Switch the key to the “on” position. If you fail to do this, the ignition coil will not start and will be unable to deliver a voltage surge to the spark plugs to start the engine, and you will never be able to start it.
Check the amount of resistance you are getting from the engine when you push your bike and set your gear accordingly. Most bikes will easily start in the second gear, but some require you to put the third gear. Some people have recommended starting your bike in the first gear, but we advise against it. DON’T USE FIRST GEAR IF YOU HAVE A HIGH COMPRESSION ENGINE. You can check and test for yourself; the lighter the bike, the more resistance you will feel and need to put a higher gear.
To see if you’re in second gear, try rocking the motorcycle forth and backward without your hand on the clutch. You shouldn’t be able to move over a few inches because of the gear. If you can still easily move forward and backward, you merely went up half a click from first gear. Another click up, and it should put you in second gear.
The next stage is holding the clutch and pushing yourself down the hill. If you’ve got a mechanical drive speedometer, your speedometer will operate to show you the speed, so as you gain speed, look at the speedometer and attempt to maintain a speed of 5 to 10 mph. Lower than this will not spark the engine, and higher than this could cause a jerk while starting.
Let off of the clutch lever as soon as possible. If you do it slowly, the motorcycle will decelerate before the engine starts and will not work smoothly. You must rapidly remove your hand from the clutch with a ‘pop,’ “pop,” starting the engine. The motorcycle will jolt when you let off the clutch ( REMEMBER, it is in the second gear!), so don’t let it thrust you forward on the handlebars.
When you drop the clutch, the motorcycle usually starts right away, but it’s a good idea to additionally click the starter button after you pop the clutch, as this helps with the engine turnover. This will give the ignition coil a surge of power.
And your motorcycle should fire up!
You can watch this awesome youtube video to help you get a better idea!
Still no luck?
If you still cannot turn on your motorcycle, then:
- Check your system again to see any apparent mistakes that you overlooked before?
- Push the motorcycle faster and repeat steps 3 to 6 (you may need to repeat his a few times till you get the hang of it)
- Get Assistance!
You can do two more things to get your motorcycle engine to turn over.
Get someone to push you.
You cannot start your bike because the machine is not getting the required momentum to ignite the engine. Contact a friend or request a passerby to help push you the motorcycle.
This is particularly useful if you can’t find a hill or slope to start your bike. It will help you gain the required speed.
How-to: Get on your motorcycle and slightly push down on the footpegs to put some weight on the rear wheels. Get someone to push you and the motorcycle till it gains some momentum, then repeat steps 3 to 6 to start your bike.
Try this a few times, and if it doesn’t work, only then move on to the next technique.
Get another vehicle to push you.
This technique is a little risky as it creates the strongest jerk when the motorcycle starts, and it could cause you to fall over.

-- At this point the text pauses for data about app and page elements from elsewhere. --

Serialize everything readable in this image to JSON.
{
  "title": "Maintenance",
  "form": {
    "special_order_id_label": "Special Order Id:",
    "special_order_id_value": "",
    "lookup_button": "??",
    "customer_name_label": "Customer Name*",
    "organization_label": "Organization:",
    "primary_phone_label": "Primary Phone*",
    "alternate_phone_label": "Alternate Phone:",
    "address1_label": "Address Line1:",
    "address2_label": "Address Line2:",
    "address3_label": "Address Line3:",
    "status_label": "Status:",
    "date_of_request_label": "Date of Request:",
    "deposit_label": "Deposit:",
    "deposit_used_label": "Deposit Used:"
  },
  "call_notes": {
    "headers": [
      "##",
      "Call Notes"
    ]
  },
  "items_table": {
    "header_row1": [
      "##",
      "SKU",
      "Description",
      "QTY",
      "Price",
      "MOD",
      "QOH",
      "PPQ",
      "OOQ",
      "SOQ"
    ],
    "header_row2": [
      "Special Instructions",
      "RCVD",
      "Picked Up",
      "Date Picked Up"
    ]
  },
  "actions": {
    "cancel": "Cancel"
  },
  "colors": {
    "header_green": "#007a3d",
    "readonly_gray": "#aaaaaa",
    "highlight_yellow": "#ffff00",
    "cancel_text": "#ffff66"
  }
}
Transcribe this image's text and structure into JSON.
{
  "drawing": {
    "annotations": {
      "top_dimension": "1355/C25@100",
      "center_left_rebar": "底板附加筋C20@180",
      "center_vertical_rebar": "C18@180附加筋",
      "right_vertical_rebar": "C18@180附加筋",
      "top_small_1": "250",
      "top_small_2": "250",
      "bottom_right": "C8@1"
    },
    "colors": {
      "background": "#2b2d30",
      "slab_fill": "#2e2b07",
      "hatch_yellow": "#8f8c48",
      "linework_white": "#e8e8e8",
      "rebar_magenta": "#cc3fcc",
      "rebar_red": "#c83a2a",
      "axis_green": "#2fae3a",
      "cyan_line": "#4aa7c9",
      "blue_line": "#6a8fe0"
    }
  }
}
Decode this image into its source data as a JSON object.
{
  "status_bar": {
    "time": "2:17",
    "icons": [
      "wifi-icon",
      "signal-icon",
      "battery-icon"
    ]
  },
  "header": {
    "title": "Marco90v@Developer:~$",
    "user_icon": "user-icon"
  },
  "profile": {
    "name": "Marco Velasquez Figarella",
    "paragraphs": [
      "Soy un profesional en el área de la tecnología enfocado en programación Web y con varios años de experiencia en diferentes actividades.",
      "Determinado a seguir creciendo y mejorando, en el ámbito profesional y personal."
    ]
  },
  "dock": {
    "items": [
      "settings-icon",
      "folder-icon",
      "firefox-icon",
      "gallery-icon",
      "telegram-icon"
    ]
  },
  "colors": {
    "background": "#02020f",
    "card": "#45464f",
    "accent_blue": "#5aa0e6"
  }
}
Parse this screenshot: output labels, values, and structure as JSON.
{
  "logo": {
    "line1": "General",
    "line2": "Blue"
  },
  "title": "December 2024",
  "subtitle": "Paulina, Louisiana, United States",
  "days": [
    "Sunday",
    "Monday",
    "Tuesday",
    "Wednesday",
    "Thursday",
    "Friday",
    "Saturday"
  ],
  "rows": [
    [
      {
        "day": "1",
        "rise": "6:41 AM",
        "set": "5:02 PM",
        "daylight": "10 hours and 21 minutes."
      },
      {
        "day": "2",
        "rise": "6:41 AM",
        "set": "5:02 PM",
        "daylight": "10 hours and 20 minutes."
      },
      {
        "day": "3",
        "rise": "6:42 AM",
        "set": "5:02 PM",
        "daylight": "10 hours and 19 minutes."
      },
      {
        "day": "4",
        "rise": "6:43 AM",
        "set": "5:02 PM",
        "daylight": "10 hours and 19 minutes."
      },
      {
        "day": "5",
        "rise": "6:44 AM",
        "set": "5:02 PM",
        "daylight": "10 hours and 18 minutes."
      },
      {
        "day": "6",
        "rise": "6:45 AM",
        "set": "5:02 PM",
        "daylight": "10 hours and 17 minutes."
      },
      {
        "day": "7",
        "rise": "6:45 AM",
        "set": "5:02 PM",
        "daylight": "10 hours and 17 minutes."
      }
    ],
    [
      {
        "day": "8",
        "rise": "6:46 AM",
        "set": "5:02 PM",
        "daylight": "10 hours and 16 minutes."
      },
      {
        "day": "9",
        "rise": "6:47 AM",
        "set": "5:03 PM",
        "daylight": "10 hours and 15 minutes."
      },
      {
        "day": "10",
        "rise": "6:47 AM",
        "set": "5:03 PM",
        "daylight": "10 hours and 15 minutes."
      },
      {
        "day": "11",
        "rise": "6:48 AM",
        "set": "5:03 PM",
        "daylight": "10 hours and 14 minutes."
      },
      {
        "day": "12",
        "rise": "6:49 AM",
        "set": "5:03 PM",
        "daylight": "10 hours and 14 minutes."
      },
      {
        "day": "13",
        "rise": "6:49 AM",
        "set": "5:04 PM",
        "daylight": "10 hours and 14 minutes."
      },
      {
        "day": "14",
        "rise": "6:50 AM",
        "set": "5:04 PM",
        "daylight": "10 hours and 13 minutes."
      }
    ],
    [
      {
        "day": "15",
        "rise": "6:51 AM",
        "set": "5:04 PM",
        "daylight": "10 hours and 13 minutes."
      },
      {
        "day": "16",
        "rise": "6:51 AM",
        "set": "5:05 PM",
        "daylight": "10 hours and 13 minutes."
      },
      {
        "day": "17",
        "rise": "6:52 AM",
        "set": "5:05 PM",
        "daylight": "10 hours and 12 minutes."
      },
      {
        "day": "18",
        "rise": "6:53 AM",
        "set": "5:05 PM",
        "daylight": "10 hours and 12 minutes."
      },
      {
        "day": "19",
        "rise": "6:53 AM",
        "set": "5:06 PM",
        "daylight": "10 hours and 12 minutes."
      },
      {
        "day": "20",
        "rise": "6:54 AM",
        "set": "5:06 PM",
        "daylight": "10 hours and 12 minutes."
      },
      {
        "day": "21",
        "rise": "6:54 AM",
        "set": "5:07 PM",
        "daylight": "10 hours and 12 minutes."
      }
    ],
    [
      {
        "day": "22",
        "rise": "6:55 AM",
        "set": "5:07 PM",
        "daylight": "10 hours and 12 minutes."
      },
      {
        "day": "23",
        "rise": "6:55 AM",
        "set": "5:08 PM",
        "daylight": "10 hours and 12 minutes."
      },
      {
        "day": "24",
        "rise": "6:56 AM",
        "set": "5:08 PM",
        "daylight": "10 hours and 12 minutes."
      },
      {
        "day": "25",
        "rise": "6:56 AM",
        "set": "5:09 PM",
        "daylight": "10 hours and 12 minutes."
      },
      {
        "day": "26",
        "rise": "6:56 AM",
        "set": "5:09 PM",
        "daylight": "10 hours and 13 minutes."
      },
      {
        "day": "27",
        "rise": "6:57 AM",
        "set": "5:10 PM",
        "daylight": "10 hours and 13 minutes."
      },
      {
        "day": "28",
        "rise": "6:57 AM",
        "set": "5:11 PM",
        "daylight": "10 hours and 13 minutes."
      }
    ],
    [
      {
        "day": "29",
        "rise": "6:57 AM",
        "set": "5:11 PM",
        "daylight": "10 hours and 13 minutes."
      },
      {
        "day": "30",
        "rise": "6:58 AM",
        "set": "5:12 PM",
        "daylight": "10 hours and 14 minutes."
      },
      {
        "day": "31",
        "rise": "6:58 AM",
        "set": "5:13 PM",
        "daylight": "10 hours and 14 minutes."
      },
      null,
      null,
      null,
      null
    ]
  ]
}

How-to: Get another vehicle, such as another motorbike or a small car, and link a towing rope to the motorcycle’s front and the other vehicle’s rear to maintain balance. Make sure you have plenty of space, so you don’t crash into the back of the machine dragging you. Then repeat steps 3 to 6 to pop-start your bike.
These techniques would work perfectly if the motorcycle only had a dead battery. If there are fuel injection systems or spark concerns, these approaches are unlikely to work as the motorcycle would still require spark and fuel to run.
If you’ve tried these basic steps and still can’t get the motorbike to start while moving down a hill, we would recommend contacting someone who owns a truck or trailer to assist you in getting the motorcycle back home so you can identify the cause.